Lent begins today. I will perform no acts of penance; not because I have not sinned, but because I have no fear of knowing divine wrath after death. I have, in fact, no fear, or hope, of knowing anything at all after death.
Scripture tells us that there is a proper time for everything: now, I see, is the eschaton, the time of judgment, for me. However long it may last, this is my hour of krisis, the time for my life’s harvest to be gathered, weighed, and shared.”
I thought back to days when … I had experienced myself as a lone eagle, propelling myself upward, toward the light, on powerful wings. But time has a way of dispelling delusion. I am much older now: winging heavenward, even with help, is beyond me; on mere feet I falter.
Increasingly, I live in emptiness. To live in emptiness, I find, is not a deprivation, nor is it an attainment, nor is it salvation. It is simply to be surrendered to reality. To live in emptiness is not deprivation, although it is disillusionment. As my friend Gary G. has pointed out, to be dis-illusioned should…

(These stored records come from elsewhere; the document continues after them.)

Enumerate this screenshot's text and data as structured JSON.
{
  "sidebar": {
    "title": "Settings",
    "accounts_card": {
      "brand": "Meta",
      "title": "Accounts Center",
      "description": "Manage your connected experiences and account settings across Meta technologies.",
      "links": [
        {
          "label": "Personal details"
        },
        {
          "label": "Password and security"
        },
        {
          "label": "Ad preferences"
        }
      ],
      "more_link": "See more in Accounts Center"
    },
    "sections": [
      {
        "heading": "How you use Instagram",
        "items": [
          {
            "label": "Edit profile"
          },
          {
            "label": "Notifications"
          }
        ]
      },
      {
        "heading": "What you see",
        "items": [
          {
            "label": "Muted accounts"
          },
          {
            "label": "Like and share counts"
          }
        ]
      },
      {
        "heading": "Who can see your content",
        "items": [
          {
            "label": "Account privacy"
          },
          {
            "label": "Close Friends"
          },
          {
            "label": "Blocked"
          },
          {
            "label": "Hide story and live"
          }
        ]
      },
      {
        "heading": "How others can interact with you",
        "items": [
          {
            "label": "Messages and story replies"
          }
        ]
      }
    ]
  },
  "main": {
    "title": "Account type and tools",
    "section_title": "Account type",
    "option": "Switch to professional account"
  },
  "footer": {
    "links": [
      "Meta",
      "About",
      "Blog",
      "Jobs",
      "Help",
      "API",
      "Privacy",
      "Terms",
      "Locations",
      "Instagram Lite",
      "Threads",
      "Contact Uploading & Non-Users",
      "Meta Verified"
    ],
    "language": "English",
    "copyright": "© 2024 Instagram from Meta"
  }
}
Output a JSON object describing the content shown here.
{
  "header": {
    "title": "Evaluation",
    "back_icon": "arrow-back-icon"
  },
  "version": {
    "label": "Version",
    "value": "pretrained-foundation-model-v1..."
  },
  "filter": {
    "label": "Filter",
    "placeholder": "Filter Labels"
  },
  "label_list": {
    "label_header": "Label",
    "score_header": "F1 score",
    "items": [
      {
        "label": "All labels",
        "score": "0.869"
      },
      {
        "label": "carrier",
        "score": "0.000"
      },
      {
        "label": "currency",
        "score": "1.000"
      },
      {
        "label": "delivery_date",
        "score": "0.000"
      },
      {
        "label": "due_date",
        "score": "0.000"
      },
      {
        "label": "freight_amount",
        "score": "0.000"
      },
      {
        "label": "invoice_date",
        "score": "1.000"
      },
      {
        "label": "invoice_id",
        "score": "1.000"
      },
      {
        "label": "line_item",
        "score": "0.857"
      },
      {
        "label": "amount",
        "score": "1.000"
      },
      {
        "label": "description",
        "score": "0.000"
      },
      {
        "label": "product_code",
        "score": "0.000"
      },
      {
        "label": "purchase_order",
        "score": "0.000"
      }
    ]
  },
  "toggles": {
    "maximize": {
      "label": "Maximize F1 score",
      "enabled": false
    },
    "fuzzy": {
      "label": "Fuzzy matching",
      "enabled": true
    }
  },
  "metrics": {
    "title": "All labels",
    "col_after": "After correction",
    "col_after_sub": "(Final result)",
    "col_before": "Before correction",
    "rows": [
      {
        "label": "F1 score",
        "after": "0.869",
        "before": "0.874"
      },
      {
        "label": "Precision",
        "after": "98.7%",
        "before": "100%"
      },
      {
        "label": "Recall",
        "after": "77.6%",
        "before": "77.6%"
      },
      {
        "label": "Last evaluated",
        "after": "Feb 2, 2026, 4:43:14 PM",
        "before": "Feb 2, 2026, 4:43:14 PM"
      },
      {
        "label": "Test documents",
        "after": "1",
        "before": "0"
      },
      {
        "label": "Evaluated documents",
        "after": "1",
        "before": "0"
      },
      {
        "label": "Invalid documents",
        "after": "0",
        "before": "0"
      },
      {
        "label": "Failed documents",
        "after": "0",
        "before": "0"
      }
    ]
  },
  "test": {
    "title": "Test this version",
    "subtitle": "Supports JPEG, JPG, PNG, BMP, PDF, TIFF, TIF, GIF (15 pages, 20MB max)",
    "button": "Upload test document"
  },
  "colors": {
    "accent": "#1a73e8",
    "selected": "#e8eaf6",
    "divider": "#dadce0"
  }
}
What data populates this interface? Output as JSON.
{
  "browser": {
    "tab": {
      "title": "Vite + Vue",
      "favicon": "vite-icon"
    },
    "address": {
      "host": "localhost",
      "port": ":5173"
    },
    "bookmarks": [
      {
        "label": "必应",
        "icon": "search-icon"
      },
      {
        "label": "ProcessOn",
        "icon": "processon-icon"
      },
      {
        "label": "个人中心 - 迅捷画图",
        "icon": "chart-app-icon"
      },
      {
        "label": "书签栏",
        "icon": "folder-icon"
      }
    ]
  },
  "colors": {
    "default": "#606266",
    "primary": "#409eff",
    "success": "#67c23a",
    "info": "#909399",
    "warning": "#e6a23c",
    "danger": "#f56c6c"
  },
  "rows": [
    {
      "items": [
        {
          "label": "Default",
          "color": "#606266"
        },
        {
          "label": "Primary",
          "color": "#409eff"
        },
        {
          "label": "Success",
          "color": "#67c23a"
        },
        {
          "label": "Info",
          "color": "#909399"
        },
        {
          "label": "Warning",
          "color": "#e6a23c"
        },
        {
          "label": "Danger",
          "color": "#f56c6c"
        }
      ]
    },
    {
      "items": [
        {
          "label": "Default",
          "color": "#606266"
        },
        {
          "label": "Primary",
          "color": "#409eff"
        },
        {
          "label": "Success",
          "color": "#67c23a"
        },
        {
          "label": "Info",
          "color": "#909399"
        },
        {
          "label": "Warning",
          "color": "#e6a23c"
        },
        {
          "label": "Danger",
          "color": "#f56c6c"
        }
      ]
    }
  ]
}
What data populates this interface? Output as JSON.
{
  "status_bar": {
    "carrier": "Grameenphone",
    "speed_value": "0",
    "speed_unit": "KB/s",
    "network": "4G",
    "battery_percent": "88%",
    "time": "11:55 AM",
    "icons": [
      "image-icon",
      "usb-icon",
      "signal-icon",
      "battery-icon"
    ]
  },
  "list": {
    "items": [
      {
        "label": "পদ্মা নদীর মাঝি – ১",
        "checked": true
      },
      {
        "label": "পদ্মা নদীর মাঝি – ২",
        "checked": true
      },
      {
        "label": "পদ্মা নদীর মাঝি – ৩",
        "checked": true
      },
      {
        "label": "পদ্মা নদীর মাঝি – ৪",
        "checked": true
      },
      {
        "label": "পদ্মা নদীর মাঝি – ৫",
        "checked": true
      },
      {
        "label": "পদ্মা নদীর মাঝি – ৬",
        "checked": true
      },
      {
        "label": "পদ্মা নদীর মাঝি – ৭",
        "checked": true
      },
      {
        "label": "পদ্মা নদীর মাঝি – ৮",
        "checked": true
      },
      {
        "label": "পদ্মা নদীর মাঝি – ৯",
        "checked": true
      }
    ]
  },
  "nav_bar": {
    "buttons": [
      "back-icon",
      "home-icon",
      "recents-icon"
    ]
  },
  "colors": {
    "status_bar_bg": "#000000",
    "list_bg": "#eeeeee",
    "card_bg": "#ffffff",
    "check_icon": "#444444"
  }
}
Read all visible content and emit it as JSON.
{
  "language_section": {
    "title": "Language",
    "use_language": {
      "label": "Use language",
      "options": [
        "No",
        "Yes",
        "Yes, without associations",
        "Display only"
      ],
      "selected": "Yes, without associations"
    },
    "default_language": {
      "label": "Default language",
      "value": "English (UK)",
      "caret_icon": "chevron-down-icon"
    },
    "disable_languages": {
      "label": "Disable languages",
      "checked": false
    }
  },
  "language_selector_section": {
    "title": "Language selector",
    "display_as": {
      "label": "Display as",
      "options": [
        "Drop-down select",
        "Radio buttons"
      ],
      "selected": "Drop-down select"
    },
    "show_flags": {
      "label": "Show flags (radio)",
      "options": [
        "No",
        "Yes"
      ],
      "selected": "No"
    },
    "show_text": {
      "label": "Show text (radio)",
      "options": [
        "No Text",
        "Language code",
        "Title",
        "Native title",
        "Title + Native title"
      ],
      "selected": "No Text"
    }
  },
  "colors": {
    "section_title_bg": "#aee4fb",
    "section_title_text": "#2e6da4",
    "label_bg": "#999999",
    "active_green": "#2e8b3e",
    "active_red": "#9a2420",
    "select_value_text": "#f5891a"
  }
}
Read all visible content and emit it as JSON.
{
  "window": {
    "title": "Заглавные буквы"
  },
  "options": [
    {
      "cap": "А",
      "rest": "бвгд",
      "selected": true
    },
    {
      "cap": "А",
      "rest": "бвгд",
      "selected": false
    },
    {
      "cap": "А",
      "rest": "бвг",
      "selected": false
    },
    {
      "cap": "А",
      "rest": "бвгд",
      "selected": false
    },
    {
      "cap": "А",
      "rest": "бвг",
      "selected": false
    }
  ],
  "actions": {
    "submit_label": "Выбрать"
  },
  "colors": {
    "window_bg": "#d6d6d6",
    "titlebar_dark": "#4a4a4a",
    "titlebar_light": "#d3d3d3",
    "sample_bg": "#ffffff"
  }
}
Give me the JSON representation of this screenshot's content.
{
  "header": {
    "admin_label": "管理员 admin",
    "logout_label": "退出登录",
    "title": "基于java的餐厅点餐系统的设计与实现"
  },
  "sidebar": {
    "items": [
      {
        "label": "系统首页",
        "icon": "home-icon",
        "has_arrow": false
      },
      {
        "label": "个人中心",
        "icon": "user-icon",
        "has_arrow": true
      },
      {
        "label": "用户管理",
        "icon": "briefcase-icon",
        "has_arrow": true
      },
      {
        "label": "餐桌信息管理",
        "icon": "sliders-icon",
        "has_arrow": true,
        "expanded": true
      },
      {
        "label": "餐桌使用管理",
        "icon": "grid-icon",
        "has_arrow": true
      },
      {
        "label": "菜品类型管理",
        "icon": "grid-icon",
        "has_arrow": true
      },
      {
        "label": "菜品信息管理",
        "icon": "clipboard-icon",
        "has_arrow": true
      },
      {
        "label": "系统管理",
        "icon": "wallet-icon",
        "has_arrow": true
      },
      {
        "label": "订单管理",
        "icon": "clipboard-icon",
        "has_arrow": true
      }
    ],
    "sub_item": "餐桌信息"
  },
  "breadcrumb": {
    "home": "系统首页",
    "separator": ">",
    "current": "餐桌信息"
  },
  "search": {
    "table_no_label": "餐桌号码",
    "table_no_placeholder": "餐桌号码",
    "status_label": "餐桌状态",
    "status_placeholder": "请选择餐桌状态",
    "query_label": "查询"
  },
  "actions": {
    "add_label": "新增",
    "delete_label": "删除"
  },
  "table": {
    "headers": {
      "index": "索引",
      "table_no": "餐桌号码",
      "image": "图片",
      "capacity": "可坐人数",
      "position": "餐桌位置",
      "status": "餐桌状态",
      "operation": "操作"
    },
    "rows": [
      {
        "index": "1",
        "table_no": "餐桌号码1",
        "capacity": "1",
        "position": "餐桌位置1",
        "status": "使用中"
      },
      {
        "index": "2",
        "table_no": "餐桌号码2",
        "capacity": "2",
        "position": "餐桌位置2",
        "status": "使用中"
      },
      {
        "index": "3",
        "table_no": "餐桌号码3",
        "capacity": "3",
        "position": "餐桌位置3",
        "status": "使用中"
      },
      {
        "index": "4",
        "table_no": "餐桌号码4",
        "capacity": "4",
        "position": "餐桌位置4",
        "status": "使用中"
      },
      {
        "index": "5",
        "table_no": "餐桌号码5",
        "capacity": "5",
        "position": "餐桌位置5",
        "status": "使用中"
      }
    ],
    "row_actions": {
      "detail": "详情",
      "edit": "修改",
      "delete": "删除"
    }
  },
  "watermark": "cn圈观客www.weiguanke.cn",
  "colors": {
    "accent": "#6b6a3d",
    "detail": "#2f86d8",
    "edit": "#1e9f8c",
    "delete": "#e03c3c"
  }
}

a meditation developed from a little verse, titled “Dōgen’s Miracle” because it had been inspired by a reading of Zen master Dōgen (13th century C.E.), that I wrote more than fifteen years ago
The intuition of nonexistence, which I wrote about recently, continues. It has a definite Buddhist flavor, as in these lines from Ryōkan (1758–1831), a Zen Buddhist poet and hermit.* This is an old truth; don’t think it was discovered recently. “I want this, I want that” Is nothing but foolishness. I’ll tell you a secret:…